સરસ્વતીચંદ્ર ભાગ ૧/PREFACE
|સરસ્વતીચંદ્ર ભાગ ૧
|પ્રથમ આવૃત્તિની પ્રસ્તાવના. →|
Novels have in these days become an universal luxury and in competing for public interest have succeeded to an extent almost unrivalled. The very natural result has been that the bulls of fiction in the West has ceased to aspire beyond an artistic display of such of the sentimental and emotional idiosyncracies of mankind as happen to tickle the fancy of the ordinary reader. It is however certain – and the higher class of novelists never fail to recognise and claim - that the functions of the novel are more numerous, higher, and more sacred than the mere pandering to the taste of the n૦vel-reading public.
The writer of these pages admits that the origin of his undertaking was in the first instance neither so ordinary nor so ambitious. Like all who live and look around, he had his memoranda of what may be called the substrata. of this our world of human affairs. When he first desired to give an objective existence to all that was so sketched out in his mind's book, he intended to give it the form of essays. Second thoughts discovered that the reading class in Gujarat were, for various reasons, difficult to reach through abstruse or discursive matter, and that illustrations of real or ideal life would be the best medium, best in the ` sense of being attractive and impressive, for communications like those which the writer has to make. Hence the present contribution. The conviction has also grown upon him that reality in flesh and blood under the guise of fiction can supply the ordinary reader with subtler moulds and finer casts for the formation of his inner self than abstract discussions and that this is especially so with a people who must be made, and not simply left, to read.

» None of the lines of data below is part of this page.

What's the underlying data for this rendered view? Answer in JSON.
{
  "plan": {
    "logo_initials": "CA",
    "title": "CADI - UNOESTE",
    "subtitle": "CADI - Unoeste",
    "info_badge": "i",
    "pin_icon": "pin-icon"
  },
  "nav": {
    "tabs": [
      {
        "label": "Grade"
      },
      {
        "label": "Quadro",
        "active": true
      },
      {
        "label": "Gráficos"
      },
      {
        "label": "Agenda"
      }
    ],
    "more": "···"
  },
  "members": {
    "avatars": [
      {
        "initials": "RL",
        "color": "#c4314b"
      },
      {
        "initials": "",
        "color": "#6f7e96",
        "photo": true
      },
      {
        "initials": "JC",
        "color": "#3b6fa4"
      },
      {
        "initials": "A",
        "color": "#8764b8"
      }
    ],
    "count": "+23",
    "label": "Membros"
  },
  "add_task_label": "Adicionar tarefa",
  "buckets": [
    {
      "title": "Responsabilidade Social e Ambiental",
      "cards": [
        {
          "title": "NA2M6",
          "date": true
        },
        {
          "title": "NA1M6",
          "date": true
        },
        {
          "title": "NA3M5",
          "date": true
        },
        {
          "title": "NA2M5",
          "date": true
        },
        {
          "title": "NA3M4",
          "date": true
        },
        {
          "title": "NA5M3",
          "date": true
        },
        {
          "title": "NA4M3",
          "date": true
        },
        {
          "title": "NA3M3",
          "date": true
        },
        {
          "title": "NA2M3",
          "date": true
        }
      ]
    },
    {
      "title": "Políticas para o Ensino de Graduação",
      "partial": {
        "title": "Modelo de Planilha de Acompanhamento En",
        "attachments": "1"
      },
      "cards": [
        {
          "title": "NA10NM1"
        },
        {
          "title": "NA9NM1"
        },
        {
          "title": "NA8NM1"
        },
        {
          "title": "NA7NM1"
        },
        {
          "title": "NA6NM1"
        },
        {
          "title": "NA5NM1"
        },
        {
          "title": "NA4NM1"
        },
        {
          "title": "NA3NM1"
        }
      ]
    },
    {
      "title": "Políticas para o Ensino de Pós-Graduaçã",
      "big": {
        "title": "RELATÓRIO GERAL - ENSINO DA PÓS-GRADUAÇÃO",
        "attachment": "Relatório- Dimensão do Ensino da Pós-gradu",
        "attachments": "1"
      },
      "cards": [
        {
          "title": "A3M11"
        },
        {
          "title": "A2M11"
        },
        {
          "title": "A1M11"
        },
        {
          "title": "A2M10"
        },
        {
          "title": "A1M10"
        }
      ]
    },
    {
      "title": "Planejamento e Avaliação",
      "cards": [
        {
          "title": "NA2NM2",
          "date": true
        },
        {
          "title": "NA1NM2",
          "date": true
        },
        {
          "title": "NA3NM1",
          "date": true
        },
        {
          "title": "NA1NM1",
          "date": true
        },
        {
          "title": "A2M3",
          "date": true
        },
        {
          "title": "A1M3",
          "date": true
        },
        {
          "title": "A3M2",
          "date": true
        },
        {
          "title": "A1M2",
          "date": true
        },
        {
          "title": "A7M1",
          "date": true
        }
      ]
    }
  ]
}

It remains to note that by inducing reality under fiction it is not meant to convey any personal allusion whatever in any part or even a line, of the book. The acutalities of life or locality are referred to only and strictly so far as they belong to any of the varied conditions of life amongst, our people. And even these are on occasions ideal. The ideal and the actual are in some places inseparable